How to complete this task - Print out the full listing exactly as it reads.

#### Material for this task

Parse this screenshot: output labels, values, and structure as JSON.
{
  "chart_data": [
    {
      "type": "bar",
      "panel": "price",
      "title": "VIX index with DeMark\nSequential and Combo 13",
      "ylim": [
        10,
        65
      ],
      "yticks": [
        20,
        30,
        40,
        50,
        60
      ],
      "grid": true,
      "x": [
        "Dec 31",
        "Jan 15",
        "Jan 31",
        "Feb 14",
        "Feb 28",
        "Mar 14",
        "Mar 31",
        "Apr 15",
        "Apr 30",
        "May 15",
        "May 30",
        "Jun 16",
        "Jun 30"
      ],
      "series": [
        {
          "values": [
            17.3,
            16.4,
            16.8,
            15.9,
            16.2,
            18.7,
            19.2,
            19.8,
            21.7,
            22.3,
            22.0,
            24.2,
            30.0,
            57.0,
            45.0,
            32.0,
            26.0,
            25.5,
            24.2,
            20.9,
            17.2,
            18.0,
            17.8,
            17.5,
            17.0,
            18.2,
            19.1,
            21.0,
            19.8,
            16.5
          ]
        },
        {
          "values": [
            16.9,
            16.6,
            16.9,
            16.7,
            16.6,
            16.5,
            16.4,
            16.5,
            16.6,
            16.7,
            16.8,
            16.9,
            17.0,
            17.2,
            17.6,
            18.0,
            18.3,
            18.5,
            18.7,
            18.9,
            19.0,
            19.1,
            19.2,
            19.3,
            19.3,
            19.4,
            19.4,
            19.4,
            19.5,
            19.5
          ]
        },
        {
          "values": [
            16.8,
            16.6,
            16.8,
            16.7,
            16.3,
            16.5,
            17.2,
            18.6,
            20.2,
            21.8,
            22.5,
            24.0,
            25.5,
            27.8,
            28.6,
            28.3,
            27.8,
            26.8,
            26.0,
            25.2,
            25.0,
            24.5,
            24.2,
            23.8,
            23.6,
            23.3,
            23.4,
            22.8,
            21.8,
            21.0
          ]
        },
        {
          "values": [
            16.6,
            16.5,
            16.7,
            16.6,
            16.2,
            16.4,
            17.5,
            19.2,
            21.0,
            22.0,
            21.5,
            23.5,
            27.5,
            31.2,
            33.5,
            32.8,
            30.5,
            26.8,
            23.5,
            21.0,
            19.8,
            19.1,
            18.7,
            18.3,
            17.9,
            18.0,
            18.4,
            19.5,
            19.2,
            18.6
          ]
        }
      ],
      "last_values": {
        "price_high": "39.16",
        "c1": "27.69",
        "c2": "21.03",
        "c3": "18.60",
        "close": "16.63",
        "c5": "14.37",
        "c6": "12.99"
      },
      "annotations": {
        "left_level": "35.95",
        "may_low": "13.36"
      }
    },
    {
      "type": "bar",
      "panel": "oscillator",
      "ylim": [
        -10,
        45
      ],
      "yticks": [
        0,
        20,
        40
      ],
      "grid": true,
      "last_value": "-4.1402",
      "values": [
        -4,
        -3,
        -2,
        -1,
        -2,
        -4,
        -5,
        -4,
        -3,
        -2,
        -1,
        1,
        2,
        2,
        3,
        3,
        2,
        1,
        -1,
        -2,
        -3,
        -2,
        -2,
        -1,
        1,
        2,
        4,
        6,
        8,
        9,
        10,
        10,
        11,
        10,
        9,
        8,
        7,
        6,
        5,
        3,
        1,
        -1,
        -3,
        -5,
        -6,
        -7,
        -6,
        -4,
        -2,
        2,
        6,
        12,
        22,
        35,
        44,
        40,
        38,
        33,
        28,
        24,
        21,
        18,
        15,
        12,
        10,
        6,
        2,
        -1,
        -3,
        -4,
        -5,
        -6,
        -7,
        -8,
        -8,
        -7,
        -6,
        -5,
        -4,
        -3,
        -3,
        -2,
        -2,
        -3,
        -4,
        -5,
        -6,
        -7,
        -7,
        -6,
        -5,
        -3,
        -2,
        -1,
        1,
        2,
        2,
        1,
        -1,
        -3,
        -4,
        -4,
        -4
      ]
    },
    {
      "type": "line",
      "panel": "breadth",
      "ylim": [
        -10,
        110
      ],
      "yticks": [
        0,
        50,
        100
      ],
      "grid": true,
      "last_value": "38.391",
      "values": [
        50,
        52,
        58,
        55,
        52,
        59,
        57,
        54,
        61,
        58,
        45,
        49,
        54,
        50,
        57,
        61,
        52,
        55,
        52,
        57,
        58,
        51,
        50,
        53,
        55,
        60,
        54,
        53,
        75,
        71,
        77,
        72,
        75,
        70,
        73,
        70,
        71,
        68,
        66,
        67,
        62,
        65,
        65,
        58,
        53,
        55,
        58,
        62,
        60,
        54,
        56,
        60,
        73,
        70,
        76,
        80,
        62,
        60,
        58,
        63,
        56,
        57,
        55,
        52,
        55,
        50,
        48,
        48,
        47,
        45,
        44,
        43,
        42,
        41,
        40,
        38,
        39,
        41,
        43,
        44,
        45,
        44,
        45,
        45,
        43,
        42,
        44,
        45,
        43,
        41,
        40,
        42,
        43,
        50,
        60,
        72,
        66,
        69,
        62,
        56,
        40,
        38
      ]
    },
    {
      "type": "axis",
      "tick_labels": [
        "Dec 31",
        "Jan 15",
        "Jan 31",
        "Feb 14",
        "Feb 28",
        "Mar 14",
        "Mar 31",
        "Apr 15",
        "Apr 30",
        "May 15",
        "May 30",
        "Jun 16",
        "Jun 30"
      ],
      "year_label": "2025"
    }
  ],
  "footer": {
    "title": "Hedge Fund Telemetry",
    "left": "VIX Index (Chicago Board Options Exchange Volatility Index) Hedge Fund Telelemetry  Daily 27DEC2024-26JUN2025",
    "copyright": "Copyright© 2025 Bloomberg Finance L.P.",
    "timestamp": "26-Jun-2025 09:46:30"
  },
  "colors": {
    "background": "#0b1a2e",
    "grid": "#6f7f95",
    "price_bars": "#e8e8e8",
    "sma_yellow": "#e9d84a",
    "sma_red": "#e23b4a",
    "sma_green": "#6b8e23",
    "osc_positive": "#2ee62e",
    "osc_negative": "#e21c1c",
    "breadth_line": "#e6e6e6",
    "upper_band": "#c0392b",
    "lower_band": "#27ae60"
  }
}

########

Answer -
Parse this screenshot: output labels, values, and structure as JSON.
{
  "chart_data": [
    {
      "type": "bar",
      "panel": "price",
      "title": "VIX index with DeMark\nSequential and Combo 13",
      "ylim": [
        10,
        65
      ],
      "yticks": [
        20,
        30,
        40,
        50,
        60
      ],
      "grid": true,
      "x": [
        "Dec 31",
        "Jan 15",
        "Jan 31",
        "Feb 14",
        "Feb 28",
        "Mar 14",
        "Mar 31",
        "Apr 15",
        "Apr 30",
        "May 15",
        "May 30",
        "Jun 16",
        "Jun 30"
      ],
      "series": [
        {
          "values": [
            17.3,
            16.4,
            16.8,
            15.9,
            16.2,
            18.7,
            19.2,
            19.8,
            21.7,
            22.3,
            22.0,
            24.2,
            30.0,
            57.0,
            45.0,
            32.0,
            26.0,
            25.5,
            24.2,
            20.9,
            17.2,
            18.0,
            17.8,
            17.5,
            17.0,
            18.2,
            19.1,
            21.0,
            19.8,
            16.5
          ]
        },
        {
          "values": [
            16.9,
            16.6,
            16.9,
            16.7,
            16.6,
            16.5,
            16.4,
            16.5,
            16.6,
            16.7,
            16.8,
            16.9,
            17.0,
            17.2,
            17.6,
            18.0,
            18.3,
            18.5,
            18.7,
            18.9,
            19.0,
            19.1,
            19.2,
            19.3,
            19.3,
            19.4,
            19.4,
            19.4,
            19.5,
            19.5
          ]
        },
        {
          "values": [
            16.8,
            16.6,
            16.8,
            16.7,
            16.3,
            16.5,
            17.2,
            18.6,
            20.2,
            21.8,
            22.5,
            24.0,
            25.5,
            27.8,
            28.6,
            28.3,
            27.8,
            26.8,
            26.0,
            25.2,
            25.0,
            24.5,
            24.2,
            23.8,
            23.6,
            23.3,
            23.4,
            22.8,
            21.8,
            21.0
          ]
        },
        {
          "values": [
            16.6,
            16.5,
            16.7,
            16.6,
            16.2,
            16.4,
            17.5,
            19.2,
            21.0,
            22.0,
            21.5,
            23.5,
            27.5,
            31.2,
            33.5,
            32.8,
            30.5,
            26.8,
            23.5,
            21.0,
            19.8,
            19.1,
            18.7,
            18.3,
            17.9,
            18.0,
            18.4,
            19.5,
            19.2,
            18.6
          ]
        }
      ],
      "last_values": {
        "price_high": "39.16",
        "c1": "27.69",
        "c2": "21.03",
        "c3": "18.60",
        "close": "16.63",
        "c5": "14.37",
        "c6": "12.99"
      },
      "annotations": {
        "left_level": "35.95",
        "may_low": "13.36"
      }
    },
    {
      "type": "bar",
      "panel": "oscillator",
      "ylim": [
        -10,
        45
      ],
      "yticks": [
        0,
        20,
        40
      ],
      "grid": true,
      "last_value": "-4.1402",
      "values": [
        -4,
        -3,
        -2,
        -1,
        -2,
        -4,
        -5,
        -4,
        -3,
        -2,
        -1,
        1,
        2,
        2,
        3,
        3,
        2,
        1,
        -1,
        -2,
        -3,
        -2,
        -2,
        -1,
        1,
        2,
        4,
        6,
        8,
        9,
        10,
        10,
        11,
        10,
        9,
        8,
        7,
        6,
        5,
        3,
        1,
        -1,
        -3,
        -5,
        -6,
        -7,
        -6,
        -4,
        -2,
        2,
        6,
        12,
        22,
        35,
        44,
        40,
        38,
        33,
        28,
        24,
        21,
        18,
        15,
        12,
        10,
        6,
        2,
        -1,
        -3,
        -4,
        -5,
        -6,
        -7,
        -8,
        -8,
        -7,
        -6,
        -5,
        -4,
        -3,
        -3,
        -2,
        -2,
        -3,
        -4,
        -5,
        -6,
        -7,
        -7,
        -6,
        -5,
        -3,
        -2,
        -1,
        1,
        2,
        2,
        1,
        -1,
        -3,
        -4,
        -4,
        -4
      ]
    },
    {
      "type": "line",
      "panel": "breadth",
      "ylim": [
        -10,
        110
      ],
      "yticks": [
        0,
        50,
        100
      ],
      "grid": true,
      "last_value": "38.391",
      "values": [
        50,
        52,
        58,
        55,
        52,
        59,
        57,
        54,
        61,
        58,
        45,
        49,
        54,
        50,
        57,
        61,
        52,
        55,
        52,
        57,
        58,
        51,
        50,
        53,
        55,
        60,
        54,
        53,
        75,
        71,
        77,
        72,
        75,
        70,
        73,
        70,
        71,
        68,
        66,
        67,
        62,
        65,
        65,
        58,
        53,
        55,
        58,
        62,
        60,
        54,
        56,
        60,
        73,
        70,
        76,
        80,
        62,
        60,
        58,
        63,
        56,
        57,
        55,
        52,
        55,
        50,
        48,
        48,
        47,
        45,
        44,
        43,
        42,
        41,
        40,
        38,
        39,
        41,
        43,
        44,
        45,
        44,
        45,
        45,
        43,
        42,
        44,
        45,
        43,
        41,
        40,
        42,
        43,
        50,
        60,
        72,
        66,
        69,
        62,
        56,
        40,
        38
      ]
    },
    {
      "type": "axis",
      "tick_labels": [
        "Dec 31",
        "Jan 15",
        "Jan 31",
        "Feb 14",
        "Feb 28",
        "Mar 14",
        "Mar 31",
        "Apr 15",
        "Apr 30",
        "May 15",
        "May 30",
        "Jun 16",
        "Jun 30"
      ],
      "year_label": "2025"
    }
  ],
  "footer": {
    "title": "Hedge Fund Telemetry",
    "left": "VIX Index (Chicago Board Options Exchange Volatility Index) Hedge Fund Telelemetry  Daily 27DEC2024-26JUN2025",
    "copyright": "Copyright© 2025 Bloomberg Finance L.P.",
    "timestamp": "26-Jun-2025 09:46:30"
  },
  "colors": {
    "background": "#0b1a2e",
    "grid": "#6f7f95",
    "price_bars": "#e8e8e8",
    "sma_yellow": "#e9d84a",
    "sma_red": "#e23b4a",
    "sma_green": "#6b8e23",
    "osc_positive": "#2ee62e",
    "osc_negative": "#e21c1c",
    "breadth_line": "#e6e6e6",
    "upper_band": "#c0392b",
    "lower_band": "#27ae60"
  }
}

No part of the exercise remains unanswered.